Prompt |
Check every line below for the word "verbs" and copy the ones that have it.

Component data from apps and pages |
━━━━━━━━━━━━━━━━━━━━
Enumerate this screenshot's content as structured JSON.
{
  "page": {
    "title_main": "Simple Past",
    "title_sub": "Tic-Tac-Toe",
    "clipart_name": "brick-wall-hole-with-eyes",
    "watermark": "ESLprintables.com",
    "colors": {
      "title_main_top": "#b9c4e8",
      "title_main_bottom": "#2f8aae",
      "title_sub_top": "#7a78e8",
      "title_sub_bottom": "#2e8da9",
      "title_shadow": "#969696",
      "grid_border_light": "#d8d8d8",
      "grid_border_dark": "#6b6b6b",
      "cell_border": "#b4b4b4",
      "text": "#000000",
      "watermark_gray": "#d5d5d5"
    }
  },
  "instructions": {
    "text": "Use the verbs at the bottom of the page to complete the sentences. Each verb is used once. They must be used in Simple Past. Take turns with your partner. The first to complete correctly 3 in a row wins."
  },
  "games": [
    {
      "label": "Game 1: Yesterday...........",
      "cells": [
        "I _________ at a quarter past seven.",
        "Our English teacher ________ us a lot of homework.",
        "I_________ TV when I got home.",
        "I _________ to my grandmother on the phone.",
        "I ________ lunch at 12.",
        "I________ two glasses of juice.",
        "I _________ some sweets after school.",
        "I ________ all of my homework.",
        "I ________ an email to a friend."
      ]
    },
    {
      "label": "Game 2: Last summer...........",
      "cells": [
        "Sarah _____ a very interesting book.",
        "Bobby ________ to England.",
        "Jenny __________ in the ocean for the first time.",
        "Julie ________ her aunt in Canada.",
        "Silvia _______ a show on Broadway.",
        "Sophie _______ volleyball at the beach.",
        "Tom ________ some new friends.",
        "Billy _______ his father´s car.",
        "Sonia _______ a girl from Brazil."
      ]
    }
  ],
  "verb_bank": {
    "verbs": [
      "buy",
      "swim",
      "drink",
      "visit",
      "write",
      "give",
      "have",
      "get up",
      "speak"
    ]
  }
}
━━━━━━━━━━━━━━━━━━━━
Result of the task |
    "text": "Use the verbs at the bottom of the page to complete the sentences. Each verb is used once. They must be used in Simple Past. Take turns with your partner. The first to complete correctly 3 in a row wins."
    "verbs": [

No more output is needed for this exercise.